I just found a lot of people that were supportive and willing to listen. And that eventually brought me to USGA at BYU where my community was strengthened even more. They also are struggling with the same issues of feeling rejected at Church and by their peers and their family.

Some have this mistaken conception of those who enforce the BYU Honor Code.

Some have a mistaken conception of those who enforce the BYU Honor Code.

From this Jana extrapolates that the struggle is imposed on the outside by the religious community on the individual. In other words, the unnamed student is a victim at the hands of the community. And if the community would only change to not “subtly deny the reality of homosexuality as an identity,” things would be better.

But that is not what is stated in the video. The unnamed student says that as a teen she struggled with her own identity. Every teen I’ve known (including myself) has, in coming of age, had to settle upon who or what they are. Those who come to terms with how they view themselves become well-adjusted adults; those who don’t continue to struggle with those feelings.

In fact, the student indicates what Jana characterizes as “misunderstanding and marginalization” was her perception, not the reality. The reality was that when she started to move past her perceptions, she found, at BYU, a community that strengthened her. This was reinforced by others in the video. At 7:22 Adam, another student, states “I decided to come out to some of my friends and they’ve been supportive, even here at BYU.” Right after that a similar statement is made by another student, Heather Waddington:
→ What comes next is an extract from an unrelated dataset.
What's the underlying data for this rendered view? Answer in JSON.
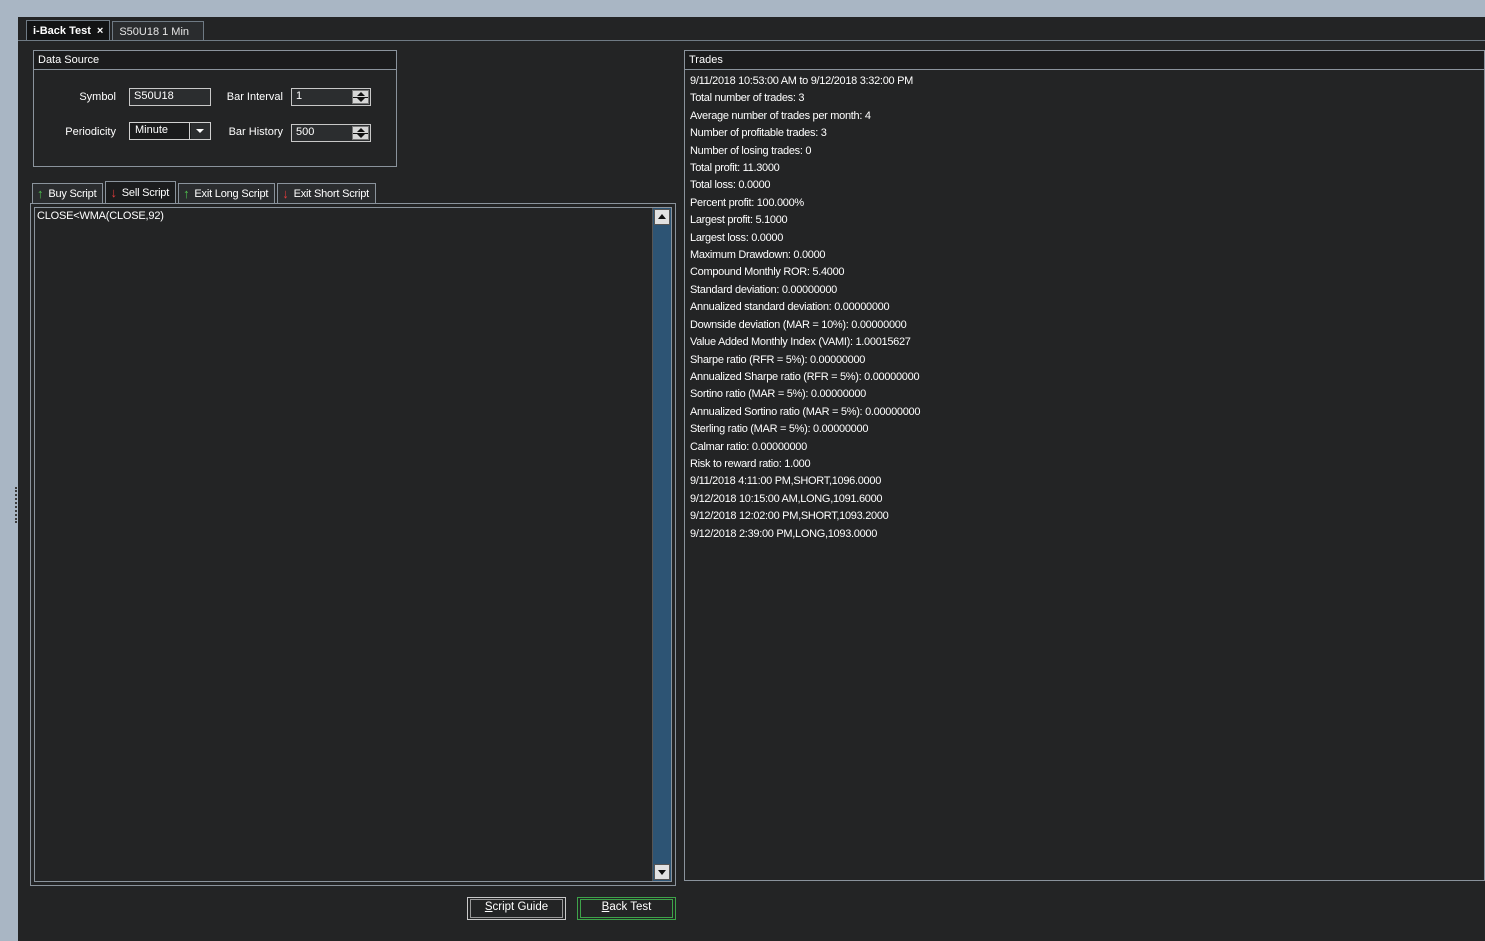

I don’t go to school with a bunch of hateful people. which is what I thought before; I thought I was surrounded by homophobic people that would hate me if they knew.

These aren’t innocents being victimized by their religious community. These are students who have discovered that the real problem was their perceptions and that there was acceptance and support within BYU. But you wouldn’t know it from Jana’s depiction. She portrays the glass as half empty, not half full. She sees victims where the supposed victims see hope and acceptance.

In summary, the reason that I found both articles interesting is that Damon Linker indicates that BYU is a place where liberality—in the classical sense—is thriving. Yet Jana Reiss (through endorsing Cary’s words) sees the Honor Code as “a 1984 word-making-reality thing,” which is the antithesis of liberality. This is the liberality that Linker admires:

I mean an older vision of liberalism—one rooted in the ancient virtue of liberality, meaning generosity and openness to difference. Including, for example, openness to traditionalist religious believers whose faith keeps them from affirming the legitimacy of gay marriage. When supporters of gay marriage denounce such believers as bigots, excommunicate them from civilized life, and get them fired from prominent jobs, they think and act illiberally.

It was apparent, at least to me, that Jana Reiss in encouraging and applauding those who would weaken the Church’s position on same-sex attraction is fully outside of the liberality that Linker finds worthwhile. I did, however, find a BYU student’s comment on Jana’s blog to be refreshing in its liberality:

Jana, I don’t know many people at BYU who currently believe that being gay is a “phase” that can simply be overcome. I would say that’s a minority viewpoint, and it’s a mischaracterization of our campus community to assume otherwise. I do have friends who are attracted to their same sex, and they anticipate being attracted to their same sex for the rest of their lives. That’s not what’s worth discussing. What is worth discussing is how as a covenant community, we support each other in keeping our covenants. And how we act with compassion toward those who find it difficult (not that anyone finds it easy) or who choose not to. This includes every member of our community, married, single, gay, or straight.

This is spot on—we need to be looking at how “we support each other in keeping our covenants.” That is liberal thinking in the true, classical sense.